Appraisals for marital dissolution
There are many reasons to obtain a professional valuation on your property. One of the most difficult and sensitive reasons is for marital dissolution. Since the marital home is normally one of the most valuable jointly held assets, taking on an appraiser to do the work should never be done lightly.
As in all appraisal reports that are completed, utmost care should be taken in considering factors that influence the value of the property. Knowledge of the local market, including understanding supply and demand, absorption into the market, and pulse within the subject’s submarket is very important. Equally important is an understanding of buyer preferences in the submarket which the property operates within. For example, if the market expects two full bathrooms but the property has only one, how does that affect the value as well as the marketability of the property? If buyers expect a three-car garage in newer homes, but the subject has only two, does it change the buyer pool altogether? Is the market slowing; is it increasing; are buyers out in droves looking at properties or are they pulling back and waiting? These are some of the types of questions appraisers examine as they study the market related to the appraisal report.
The written communication, the appraisal report.
When we think of the word “Appraisal”, we often think of the communication of the appraisal. The appraisal is actually the act or process of developing that opinion of value. What you, the consumer, will see, is the “Report”. The report is the communication of the appraisal (or appraisal review), which is transmitted at the completion of the assignment. As a party who is not typically reading appraisal reports on a daily basis, the communication should be addressed in a manner that is clear, understandable and not misleading. This means that jargon should be minimized, or if used, explained. It means that there may be no need to provide a mile-high analysis of the nation’s economy, but stick with specifics that relate to the property itself. Of course, it is important to discuss what is happening with the market, but for a single-unit residence, what is happening in California will not be relevant to what is happening in Ann Arbor, in most cases.
The report should contain enough information that, you the client, can understand completely how the appraiser arrived at their opinion of value, whether or not you agree with that conclusion. Sometimes clients will not agree with the conclusion, but it is critical that they understand the logic and reasoning behind it.

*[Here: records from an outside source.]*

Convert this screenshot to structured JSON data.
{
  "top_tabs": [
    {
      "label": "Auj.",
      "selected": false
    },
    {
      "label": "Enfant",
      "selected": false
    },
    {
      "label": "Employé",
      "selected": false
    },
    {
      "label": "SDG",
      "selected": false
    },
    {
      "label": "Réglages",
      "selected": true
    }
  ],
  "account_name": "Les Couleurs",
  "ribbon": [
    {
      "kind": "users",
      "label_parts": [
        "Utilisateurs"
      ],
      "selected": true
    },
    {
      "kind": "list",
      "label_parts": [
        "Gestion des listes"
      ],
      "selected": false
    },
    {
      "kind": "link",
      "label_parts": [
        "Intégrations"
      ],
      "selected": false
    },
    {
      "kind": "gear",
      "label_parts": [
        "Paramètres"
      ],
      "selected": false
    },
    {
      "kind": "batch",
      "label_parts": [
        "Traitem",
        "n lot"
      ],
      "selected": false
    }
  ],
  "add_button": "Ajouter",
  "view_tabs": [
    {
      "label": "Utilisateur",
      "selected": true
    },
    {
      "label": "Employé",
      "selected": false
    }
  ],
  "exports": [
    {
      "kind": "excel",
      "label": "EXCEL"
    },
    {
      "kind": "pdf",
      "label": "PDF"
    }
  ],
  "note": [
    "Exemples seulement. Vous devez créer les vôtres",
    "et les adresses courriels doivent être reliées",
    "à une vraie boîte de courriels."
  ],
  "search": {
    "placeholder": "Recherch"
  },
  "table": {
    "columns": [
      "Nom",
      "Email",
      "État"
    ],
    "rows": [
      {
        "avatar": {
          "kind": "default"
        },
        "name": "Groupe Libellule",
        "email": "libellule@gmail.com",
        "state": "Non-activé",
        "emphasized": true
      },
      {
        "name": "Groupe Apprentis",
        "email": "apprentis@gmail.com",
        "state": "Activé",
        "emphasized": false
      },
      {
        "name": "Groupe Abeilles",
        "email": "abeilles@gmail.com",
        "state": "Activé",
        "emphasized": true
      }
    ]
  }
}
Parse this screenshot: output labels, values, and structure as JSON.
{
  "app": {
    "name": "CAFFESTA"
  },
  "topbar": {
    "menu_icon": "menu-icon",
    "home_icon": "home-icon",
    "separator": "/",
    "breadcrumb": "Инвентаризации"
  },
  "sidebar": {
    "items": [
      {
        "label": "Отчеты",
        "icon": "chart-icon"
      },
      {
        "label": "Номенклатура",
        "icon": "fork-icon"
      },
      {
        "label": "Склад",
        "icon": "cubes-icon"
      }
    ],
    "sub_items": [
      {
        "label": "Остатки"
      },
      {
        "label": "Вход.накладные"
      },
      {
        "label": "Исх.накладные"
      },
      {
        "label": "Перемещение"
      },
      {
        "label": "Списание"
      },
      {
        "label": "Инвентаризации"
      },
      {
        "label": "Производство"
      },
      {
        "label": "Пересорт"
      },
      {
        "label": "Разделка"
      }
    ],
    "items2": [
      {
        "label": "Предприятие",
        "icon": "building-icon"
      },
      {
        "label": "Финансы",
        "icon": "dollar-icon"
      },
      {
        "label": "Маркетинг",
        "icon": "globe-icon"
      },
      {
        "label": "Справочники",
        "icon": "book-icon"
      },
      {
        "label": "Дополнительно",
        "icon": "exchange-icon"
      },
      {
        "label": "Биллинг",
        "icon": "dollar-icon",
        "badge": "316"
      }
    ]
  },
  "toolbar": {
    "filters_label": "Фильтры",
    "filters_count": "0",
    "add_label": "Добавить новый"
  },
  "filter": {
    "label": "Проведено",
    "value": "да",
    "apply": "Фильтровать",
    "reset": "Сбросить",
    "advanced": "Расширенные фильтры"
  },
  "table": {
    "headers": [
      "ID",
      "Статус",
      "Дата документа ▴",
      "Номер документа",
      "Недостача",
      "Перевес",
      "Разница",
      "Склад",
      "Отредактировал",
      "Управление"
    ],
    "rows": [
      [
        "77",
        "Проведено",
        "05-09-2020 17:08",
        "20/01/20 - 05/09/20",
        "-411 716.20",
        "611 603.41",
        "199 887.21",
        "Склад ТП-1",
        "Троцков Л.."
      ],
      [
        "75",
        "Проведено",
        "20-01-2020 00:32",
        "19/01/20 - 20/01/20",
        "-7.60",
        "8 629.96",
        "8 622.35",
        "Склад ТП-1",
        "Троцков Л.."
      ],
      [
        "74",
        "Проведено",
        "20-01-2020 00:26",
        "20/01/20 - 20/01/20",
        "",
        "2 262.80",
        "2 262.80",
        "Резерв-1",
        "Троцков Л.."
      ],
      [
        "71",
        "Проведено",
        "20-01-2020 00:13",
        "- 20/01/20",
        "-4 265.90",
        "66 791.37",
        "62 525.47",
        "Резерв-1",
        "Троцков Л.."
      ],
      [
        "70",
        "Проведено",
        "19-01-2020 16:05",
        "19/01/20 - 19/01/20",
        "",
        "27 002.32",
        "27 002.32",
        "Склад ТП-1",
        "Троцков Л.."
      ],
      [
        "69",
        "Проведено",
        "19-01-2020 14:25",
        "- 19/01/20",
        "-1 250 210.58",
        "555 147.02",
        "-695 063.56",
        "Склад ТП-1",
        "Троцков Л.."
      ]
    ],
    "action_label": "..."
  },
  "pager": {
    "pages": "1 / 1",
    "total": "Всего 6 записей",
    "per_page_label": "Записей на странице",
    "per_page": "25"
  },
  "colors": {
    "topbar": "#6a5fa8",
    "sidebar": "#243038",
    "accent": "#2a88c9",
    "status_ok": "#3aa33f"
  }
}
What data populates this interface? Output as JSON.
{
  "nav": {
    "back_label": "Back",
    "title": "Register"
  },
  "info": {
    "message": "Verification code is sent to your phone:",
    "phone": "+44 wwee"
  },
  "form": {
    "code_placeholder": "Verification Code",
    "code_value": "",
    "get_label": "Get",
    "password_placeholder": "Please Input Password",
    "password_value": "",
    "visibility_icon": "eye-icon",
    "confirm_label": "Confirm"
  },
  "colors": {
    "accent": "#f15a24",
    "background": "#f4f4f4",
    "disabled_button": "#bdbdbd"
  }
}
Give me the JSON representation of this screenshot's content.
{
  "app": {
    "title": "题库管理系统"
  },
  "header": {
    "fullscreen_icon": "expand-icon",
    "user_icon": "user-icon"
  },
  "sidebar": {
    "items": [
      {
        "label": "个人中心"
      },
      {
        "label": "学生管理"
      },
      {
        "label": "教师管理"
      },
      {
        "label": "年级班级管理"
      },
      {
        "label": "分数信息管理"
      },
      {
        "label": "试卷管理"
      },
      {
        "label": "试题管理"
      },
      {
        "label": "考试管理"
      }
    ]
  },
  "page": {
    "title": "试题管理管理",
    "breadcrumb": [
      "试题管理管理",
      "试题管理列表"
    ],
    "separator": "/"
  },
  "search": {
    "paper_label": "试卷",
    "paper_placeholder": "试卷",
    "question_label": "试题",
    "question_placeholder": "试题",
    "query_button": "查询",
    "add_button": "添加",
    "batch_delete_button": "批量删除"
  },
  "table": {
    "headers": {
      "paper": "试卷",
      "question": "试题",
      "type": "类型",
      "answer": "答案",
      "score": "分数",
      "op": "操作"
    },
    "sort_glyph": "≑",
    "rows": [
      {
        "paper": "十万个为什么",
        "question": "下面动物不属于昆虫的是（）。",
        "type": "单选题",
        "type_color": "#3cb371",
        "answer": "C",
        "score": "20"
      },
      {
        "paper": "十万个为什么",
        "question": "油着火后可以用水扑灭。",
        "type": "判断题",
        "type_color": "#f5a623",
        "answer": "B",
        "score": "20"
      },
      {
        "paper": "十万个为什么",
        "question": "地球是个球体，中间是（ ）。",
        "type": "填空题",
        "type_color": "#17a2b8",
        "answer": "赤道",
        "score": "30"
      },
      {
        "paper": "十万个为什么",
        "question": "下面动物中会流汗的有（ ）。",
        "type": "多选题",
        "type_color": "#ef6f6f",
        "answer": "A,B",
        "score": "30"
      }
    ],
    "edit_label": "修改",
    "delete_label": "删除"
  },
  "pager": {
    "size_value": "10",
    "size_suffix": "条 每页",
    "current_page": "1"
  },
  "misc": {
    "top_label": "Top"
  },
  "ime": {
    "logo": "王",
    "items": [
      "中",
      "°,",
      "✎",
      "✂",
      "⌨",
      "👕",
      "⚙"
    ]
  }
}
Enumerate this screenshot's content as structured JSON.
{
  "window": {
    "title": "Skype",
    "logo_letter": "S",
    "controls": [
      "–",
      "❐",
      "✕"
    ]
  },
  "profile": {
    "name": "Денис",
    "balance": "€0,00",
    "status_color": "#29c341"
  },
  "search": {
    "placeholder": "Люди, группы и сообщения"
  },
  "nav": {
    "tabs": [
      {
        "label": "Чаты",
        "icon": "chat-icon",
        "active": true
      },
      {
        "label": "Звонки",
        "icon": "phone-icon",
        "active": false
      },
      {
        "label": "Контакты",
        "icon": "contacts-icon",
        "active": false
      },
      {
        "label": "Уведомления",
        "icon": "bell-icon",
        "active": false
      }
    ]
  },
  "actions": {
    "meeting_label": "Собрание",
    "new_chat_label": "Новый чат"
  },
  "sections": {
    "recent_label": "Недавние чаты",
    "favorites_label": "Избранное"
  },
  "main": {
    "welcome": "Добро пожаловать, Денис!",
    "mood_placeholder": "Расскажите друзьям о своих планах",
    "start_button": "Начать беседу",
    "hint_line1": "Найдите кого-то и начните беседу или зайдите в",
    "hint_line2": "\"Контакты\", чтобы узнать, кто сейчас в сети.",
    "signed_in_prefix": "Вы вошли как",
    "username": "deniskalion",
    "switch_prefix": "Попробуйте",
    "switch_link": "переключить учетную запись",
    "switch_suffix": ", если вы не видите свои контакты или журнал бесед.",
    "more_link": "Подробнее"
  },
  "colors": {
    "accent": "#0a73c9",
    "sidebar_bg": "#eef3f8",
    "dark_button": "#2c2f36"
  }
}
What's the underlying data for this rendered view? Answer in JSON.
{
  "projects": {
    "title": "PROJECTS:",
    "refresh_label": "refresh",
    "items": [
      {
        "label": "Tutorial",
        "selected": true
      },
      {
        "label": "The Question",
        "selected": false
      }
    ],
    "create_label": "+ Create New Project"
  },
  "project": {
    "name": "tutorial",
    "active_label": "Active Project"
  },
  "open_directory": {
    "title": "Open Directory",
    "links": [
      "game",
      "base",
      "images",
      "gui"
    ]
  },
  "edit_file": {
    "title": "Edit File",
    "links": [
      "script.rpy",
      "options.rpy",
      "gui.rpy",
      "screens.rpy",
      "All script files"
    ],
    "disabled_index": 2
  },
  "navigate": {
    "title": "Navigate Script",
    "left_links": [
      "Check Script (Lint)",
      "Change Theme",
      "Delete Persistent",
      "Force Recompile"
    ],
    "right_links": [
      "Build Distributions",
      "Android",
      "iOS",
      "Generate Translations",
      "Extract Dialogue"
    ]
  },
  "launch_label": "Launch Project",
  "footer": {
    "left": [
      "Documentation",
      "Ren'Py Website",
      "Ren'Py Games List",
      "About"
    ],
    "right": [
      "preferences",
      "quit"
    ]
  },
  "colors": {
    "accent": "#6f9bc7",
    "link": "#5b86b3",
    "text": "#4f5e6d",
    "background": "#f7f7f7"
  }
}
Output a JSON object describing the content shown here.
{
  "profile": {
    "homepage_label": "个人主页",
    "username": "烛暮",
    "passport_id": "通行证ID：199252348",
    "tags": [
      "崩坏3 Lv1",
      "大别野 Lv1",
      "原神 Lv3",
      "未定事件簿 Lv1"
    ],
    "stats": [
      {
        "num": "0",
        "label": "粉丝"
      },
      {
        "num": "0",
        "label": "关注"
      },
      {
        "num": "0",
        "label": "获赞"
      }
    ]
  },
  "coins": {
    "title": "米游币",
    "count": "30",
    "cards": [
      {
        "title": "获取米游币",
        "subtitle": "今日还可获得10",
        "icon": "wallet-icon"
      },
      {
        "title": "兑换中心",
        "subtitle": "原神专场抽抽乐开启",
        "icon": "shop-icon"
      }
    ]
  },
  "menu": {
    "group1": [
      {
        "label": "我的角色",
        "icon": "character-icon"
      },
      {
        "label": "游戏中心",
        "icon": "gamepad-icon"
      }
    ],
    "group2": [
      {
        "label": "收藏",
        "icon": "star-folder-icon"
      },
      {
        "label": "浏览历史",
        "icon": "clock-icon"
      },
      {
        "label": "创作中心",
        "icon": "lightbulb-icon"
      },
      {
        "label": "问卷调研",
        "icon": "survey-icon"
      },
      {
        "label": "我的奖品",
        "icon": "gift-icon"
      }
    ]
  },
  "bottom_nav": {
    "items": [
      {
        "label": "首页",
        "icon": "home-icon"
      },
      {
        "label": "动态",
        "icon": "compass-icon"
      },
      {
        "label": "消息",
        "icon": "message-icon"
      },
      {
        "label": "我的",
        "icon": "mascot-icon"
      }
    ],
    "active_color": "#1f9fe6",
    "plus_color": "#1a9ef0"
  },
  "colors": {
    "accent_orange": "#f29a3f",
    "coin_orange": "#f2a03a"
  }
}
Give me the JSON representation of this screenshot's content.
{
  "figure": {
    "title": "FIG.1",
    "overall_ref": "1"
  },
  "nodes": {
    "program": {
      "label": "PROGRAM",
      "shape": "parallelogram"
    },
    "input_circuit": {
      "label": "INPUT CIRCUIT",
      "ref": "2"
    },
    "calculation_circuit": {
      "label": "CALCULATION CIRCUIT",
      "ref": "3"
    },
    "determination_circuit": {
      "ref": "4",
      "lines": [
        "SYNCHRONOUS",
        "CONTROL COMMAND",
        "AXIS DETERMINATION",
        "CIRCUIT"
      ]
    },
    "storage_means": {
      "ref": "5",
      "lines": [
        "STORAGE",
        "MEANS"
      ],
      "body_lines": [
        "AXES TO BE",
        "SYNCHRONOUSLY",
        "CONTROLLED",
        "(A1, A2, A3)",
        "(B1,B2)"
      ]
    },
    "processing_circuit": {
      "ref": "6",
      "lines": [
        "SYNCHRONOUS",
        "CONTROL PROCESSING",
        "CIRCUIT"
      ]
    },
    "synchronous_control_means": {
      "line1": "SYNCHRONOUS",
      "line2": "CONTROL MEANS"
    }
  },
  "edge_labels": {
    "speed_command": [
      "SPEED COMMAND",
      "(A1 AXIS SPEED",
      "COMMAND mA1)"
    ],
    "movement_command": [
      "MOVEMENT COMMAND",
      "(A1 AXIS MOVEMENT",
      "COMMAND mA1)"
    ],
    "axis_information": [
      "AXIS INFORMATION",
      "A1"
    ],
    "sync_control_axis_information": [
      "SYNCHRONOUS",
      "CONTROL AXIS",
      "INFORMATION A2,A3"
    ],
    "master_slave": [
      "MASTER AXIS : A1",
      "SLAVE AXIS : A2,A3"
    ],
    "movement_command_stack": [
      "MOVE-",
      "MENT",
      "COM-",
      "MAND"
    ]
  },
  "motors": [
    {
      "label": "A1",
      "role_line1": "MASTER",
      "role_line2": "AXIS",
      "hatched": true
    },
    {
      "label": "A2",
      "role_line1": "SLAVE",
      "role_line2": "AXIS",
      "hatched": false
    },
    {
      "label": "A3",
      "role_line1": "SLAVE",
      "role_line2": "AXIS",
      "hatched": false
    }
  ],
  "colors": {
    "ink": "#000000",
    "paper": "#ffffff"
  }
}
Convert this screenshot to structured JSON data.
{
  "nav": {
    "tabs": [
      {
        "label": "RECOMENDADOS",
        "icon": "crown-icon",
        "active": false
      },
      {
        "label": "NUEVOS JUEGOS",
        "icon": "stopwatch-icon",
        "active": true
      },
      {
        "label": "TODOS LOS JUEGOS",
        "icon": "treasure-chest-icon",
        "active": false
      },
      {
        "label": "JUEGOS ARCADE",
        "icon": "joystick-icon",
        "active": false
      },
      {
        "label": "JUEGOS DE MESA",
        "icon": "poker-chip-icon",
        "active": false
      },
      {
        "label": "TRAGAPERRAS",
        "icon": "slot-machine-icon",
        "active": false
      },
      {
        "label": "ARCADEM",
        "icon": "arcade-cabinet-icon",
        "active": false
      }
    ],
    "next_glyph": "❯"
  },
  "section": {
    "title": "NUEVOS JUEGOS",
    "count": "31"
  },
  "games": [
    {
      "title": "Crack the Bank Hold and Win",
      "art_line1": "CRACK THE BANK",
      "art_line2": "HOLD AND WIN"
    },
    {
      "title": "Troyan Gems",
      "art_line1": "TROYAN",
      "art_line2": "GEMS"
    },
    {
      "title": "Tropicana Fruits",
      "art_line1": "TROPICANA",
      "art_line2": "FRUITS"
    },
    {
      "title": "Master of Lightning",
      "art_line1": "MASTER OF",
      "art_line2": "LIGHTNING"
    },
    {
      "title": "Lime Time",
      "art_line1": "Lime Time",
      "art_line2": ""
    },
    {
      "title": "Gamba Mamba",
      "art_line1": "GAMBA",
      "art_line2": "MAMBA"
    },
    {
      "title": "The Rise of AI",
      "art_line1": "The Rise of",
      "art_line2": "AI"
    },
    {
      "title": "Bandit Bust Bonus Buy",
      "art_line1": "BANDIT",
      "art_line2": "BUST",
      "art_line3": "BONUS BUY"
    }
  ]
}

There are many steps that are taken to arrive at an opinion of value, and to communicate that opinion in a manner that is clear and understandable. Choosing an appraiser to handle this very important piece of the dissolution problem should be done with care. Your attorney should have suggestions for whom to use. If you are not working with an attorney, consult those who do see appraisal reports with regularity such as REALTORS, loan personnel, and other appraisers. In fact, one of the best ways to hire a competent professional to handle this sensitive need, is to ask other appraisers whom they would recommend. Time and again, a couple names will surface. Interview those appraisers and go with whom you feel most comfortable. Other avenues of finding competent appraisers is to search appraiser databases from different appraisal organizations. The Appraisal Institute has the Find an Appraiser search function found here
The Relocation Appraisers and Consultants has a directory search found here http://rac.net/directory-2/
And the American Society of Appraisers has a search section here: http://www.appraisers.org/find-an-appraiser
Fees and turn times.
Every appraiser sets their own fee schedule and turn time for completing assignments. Considering the time that is involved in properly identifying the problem to be solved (which includes the different factors that influence value), determining what is necessary to solve the problem, implementing those processes, and then communicating the findings, do not expect the appraisal report to be an inexpensive part of the dissolution process. Given the hourly rate of most attorneys, expect to pay somewhere between two and five hours of your attorney’s fee for the appraisal report itself, and an hourly rate for any testimony that is needed in the event of a court or deposition appearance. If the marital home is the greatest asset that is jointly owned, this is a small price to pay for peace of mind of a job well done.